Data extracted from a collection
[Start of section]
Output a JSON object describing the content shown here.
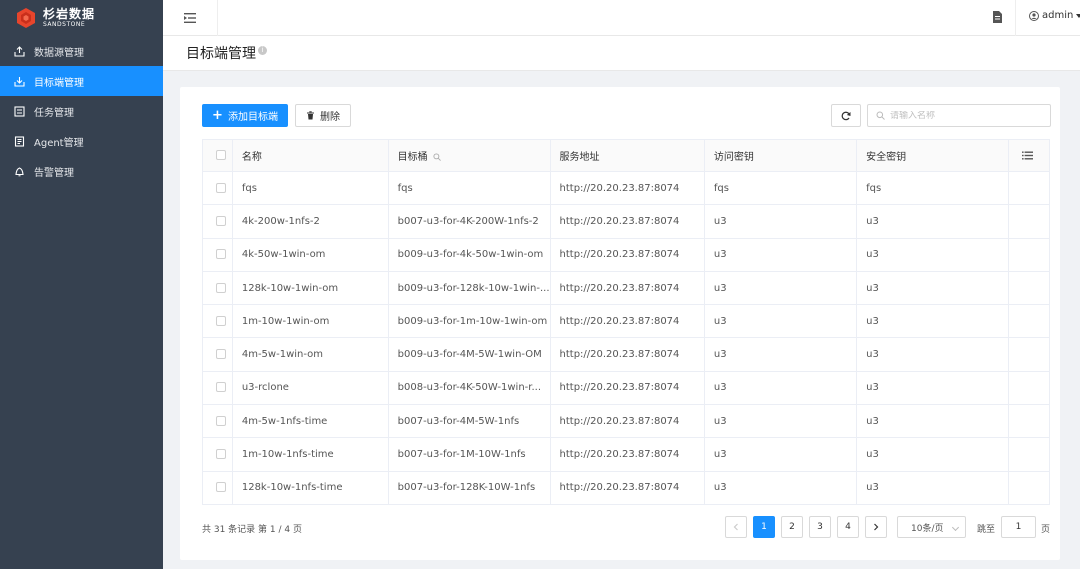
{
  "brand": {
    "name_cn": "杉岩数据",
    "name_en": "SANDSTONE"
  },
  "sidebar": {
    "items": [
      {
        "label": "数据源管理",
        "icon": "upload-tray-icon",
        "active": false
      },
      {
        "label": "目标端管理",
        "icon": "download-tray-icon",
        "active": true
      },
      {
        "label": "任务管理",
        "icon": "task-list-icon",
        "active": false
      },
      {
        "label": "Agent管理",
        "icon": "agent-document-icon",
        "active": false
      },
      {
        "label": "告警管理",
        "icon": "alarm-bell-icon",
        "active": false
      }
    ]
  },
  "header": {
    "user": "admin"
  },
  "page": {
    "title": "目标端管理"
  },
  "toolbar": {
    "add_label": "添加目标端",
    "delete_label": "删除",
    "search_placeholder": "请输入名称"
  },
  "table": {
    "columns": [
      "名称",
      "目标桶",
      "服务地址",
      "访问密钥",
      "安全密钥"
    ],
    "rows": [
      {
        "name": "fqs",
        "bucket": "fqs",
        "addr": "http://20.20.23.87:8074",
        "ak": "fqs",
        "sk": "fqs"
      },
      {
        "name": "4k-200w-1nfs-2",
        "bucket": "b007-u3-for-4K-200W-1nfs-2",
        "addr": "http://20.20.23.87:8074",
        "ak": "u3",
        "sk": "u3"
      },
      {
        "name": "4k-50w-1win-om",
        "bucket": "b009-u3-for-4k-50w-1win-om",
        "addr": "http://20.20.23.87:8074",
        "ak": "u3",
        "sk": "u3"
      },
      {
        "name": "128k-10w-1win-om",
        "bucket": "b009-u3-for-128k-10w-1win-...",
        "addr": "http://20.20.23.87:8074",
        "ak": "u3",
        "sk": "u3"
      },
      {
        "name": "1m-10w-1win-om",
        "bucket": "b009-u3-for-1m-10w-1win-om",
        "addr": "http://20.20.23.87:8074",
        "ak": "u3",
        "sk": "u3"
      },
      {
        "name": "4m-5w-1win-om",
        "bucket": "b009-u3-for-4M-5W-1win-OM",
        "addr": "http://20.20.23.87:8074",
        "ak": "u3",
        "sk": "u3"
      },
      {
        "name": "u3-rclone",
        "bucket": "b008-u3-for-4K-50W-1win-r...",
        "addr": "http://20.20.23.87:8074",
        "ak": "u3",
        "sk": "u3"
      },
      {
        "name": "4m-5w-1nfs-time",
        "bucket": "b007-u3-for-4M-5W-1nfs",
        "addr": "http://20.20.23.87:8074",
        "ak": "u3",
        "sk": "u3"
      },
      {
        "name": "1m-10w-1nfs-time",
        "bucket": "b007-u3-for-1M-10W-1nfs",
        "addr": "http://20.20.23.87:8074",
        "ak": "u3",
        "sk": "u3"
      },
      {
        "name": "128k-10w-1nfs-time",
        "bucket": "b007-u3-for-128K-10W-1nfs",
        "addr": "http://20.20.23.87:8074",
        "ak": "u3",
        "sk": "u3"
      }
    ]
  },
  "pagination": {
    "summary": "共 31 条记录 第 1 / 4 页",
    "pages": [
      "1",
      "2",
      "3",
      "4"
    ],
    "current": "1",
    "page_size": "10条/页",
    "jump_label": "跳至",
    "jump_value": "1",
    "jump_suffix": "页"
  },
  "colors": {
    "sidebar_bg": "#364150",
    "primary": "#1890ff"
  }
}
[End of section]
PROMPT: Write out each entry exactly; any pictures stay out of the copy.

COMPLETED EXERCISE:
Output a JSON object describing the content shown here.
{
  "brand": {
    "name_cn": "杉岩数据",
    "name_en": "SANDSTONE"
  },
  "sidebar": {
    "items": [
      {
        "label": "数据源管理",
        "icon": "upload-tray-icon",
        "active": false
      },
      {
        "label": "目标端管理",
        "icon": "download-tray-icon",
        "active": true
      },
      {
        "label": "任务管理",
        "icon": "task-list-icon",
        "active": false
      },
      {
        "label": "Agent管理",
        "icon": "agent-document-icon",
        "active": false
      },
      {
        "label": "告警管理",
        "icon": "alarm-bell-icon",
        "active": false
      }
    ]
  },
  "header": {
    "user": "admin"
  },
  "page": {
    "title": "目标端管理"
  },
  "toolbar": {
    "add_label": "添加目标端",
    "delete_label": "删除",
    "search_placeholder": "请输入名称"
  },
  "table": {
    "columns": [
      "名称",
      "目标桶",
      "服务地址",
      "访问密钥",
      "安全密钥"
    ],
    "rows": [
      {
        "name": "fqs",
        "bucket": "fqs",
        "addr": "http://20.20.23.87:8074",
        "ak": "fqs",
        "sk": "fqs"
      },
      {
        "name": "4k-200w-1nfs-2",
        "bucket": "b007-u3-for-4K-200W-1nfs-2",
        "addr": "http://20.20.23.87:8074",
        "ak": "u3",
        "sk": "u3"
      },
      {
        "name": "4k-50w-1win-om",
        "bucket": "b009-u3-for-4k-50w-1win-om",
        "addr": "http://20.20.23.87:8074",
        "ak": "u3",
        "sk": "u3"
      },
      {
        "name": "128k-10w-1win-om",
        "bucket": "b009-u3-for-128k-10w-1win-...",
        "addr": "http://20.20.23.87:8074",
        "ak": "u3",
        "sk": "u3"
      },
      {
        "name": "1m-10w-1win-om",
        "bucket": "b009-u3-for-1m-10w-1win-om",
        "addr": "http://20.20.23.87:8074",
        "ak": "u3",
        "sk": "u3"
      },
      {
        "name": "4m-5w-1win-om",
        "bucket": "b009-u3-for-4M-5W-1win-OM",
        "addr": "http://20.20.23.87:8074",
        "ak": "u3",
        "sk": "u3"
      },
      {
        "name": "u3-rclone",
        "bucket": "b008-u3-for-4K-50W-1win-r...",
        "addr": "http://20.20.23.87:8074",
        "ak": "u3",
        "sk": "u3"
      },
      {
        "name": "4m-5w-1nfs-time",
        "bucket": "b007-u3-for-4M-5W-1nfs",
        "addr": "http://20.20.23.87:8074",
        "ak": "u3",
        "sk": "u3"
      },
      {
        "name": "1m-10w-1nfs-time",
        "bucket": "b007-u3-for-1M-10W-1nfs",
        "addr": "http://20.20.23.87:8074",
        "ak": "u3",
        "sk": "u3"
      },
      {
        "name": "128k-10w-1nfs-time",
        "bucket": "b007-u3-for-128K-10W-1nfs",
        "addr": "http://20.20.23.87:8074",
        "ak": "u3",
        "sk": "u3"
      }
    ]
  },
  "pagination": {
    "summary": "共 31 条记录 第 1 / 4 页",
    "pages": [
      "1",
      "2",
      "3",
      "4"
    ],
    "current": "1",
    "page_size": "10条/页",
    "jump_label": "跳至",
    "jump_value": "1",
    "jump_suffix": "页"
  },
  "colors": {
    "sidebar_bg": "#364150",
    "primary": "#1890ff"
  }
}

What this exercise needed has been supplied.